Shortly after the end of the United States' involvement in Vietnam, a nonprofit organization based in Colorado was formed to provide life-enriching sports opportunities for children, youth, and adults who are blind or visually impaired--the United States Association of Blind Athletes (USABA).
Today, the USABA has evolved into a national organization that provides the competitor who is blind or visually impaired the chance to participate in a variety of sports. The USABA offers nine summertime sports: athletics (track and field), cycling, equestrian, football (soccer) 5-a-side (see sidebar on page 63 for more information), goalball (see sidebar below for more information), judo, rowing, sailing, and swimming, and three wintertime sports: Alpine (downhill) skiing, biathlon (cross country skiing and shooting), and Nordic (cross country) skiing.
Recently, the USABA, working in conjunction with the U.S. Olympic Committee's (USOC) Paralympic Division, has taken on an additional challenge--to help those who have served in the U.S. military by creating and improving opportunities for service personnel and veterans who are blind or visually impaired. Through the new Military Sports Program, the USABA is working to enhance the acceleration of the rehabilitation process for servicemembers and veterans through sport, recreation, and physical activity and to assist in the reintegration of servicemembers back into their local communities.
The need for such a program stems from the very nature of the wounds experienced by our fighting men and women in Iraq. The Survey of Ophthalmology journal reports that nearly 13 percent of those who are seriously wounded from the battles in Iraq have undergone some type of eye surgery. Not since World War I and the use of eye-damaging gas attacks has the incidence of eye damage been so high, a terrible testimonial to the types of weapons being used by our opponents e.g., improvised explosive devices (IEDs).
This initiative is focused at three of the ten VA (Department of Veterans Affairs) Blind Rehabilitation Centers and is designed to assist in the following: site and program assessment, planning, train the trainer programs, program development, implementation, and follow-up. The initial locations were selected based on current demographics showing the existing centers that could serve the highest percentage of veterans with eye injuries. These centers are located in Palo Alto, CA; Hines, IL; and Birmingham, AL. Program expansion to the remaining seven Blind Rehabilitation Centers is under consideration.
The USABA's Military Sports Program will work with the VA Blind Rehabilitation Centers to enhance the centers' rehabilitation programs and to identify appropriate participants for local and regional competition as well as to assist with geographical transfers and to ensure that the necessary resources and information are available to support the increases in services for the veterans.
Many of the veterans who attend the Blind Rehabilitation Centers don't necessarily live nearby. Some have to travel great distances to attend the training. In its assistance with geographical transfers, the USABA is working to ensure that when a servicemember or veteran leaves a Blind Rehabilitation Center, the individual is armed with enough information so that on returning home he or she knows the community-based programs to help continue their program.
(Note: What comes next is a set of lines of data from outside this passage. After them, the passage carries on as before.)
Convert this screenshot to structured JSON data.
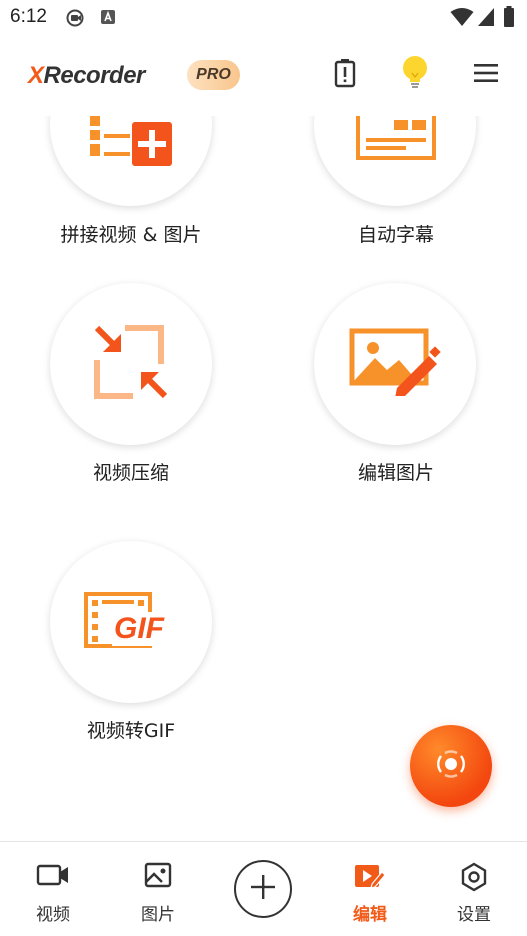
{
  "status_bar": {
    "time": "6:12",
    "icons": [
      "camera-record-icon",
      "a-notification-icon",
      "wifi-icon",
      "cellular-signal-icon",
      "battery-icon"
    ]
  },
  "header": {
    "logo_x": "X",
    "logo_rest": "Recorder",
    "pro_badge": "PRO",
    "icons": [
      "battery-alert-icon",
      "lightbulb-icon",
      "menu-icon"
    ]
  },
  "tools": [
    {
      "label": "拼接视频 & 图片",
      "icon": "merge-video-image-icon"
    },
    {
      "label": "自动字幕",
      "icon": "auto-subtitle-icon"
    },
    {
      "label": "视频压缩",
      "icon": "compress-icon"
    },
    {
      "label": "编辑图片",
      "icon": "edit-image-icon"
    },
    {
      "label": "视频转GIF",
      "icon": "video-to-gif-icon",
      "icon_text": "GIF"
    }
  ],
  "fab": {
    "icon": "record-icon"
  },
  "bottom_nav": {
    "items": [
      {
        "label": "视频",
        "icon": "video-camera-icon"
      },
      {
        "label": "图片",
        "icon": "image-icon"
      },
      {
        "label": "编辑",
        "icon": "edit-video-icon",
        "active": true
      },
      {
        "label": "设置",
        "icon": "settings-icon"
      }
    ],
    "add_icon": "add-icon"
  },
  "colors": {
    "accent": "#f25a18",
    "accent_light": "#fbb786",
    "text": "#222222"
  }
}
The objective of the United States Association for Blind Athletes (USABA) Military Sports Program is "to enhance the lives of those veterans and servicemembers who are blind and visually impaired and to accelerate their rehabilitation process through sport, recreation, physical activity and employment."
The USABA's Web site (http://www.usaba.org) has additional links to further information about the direction and activities of USABA. …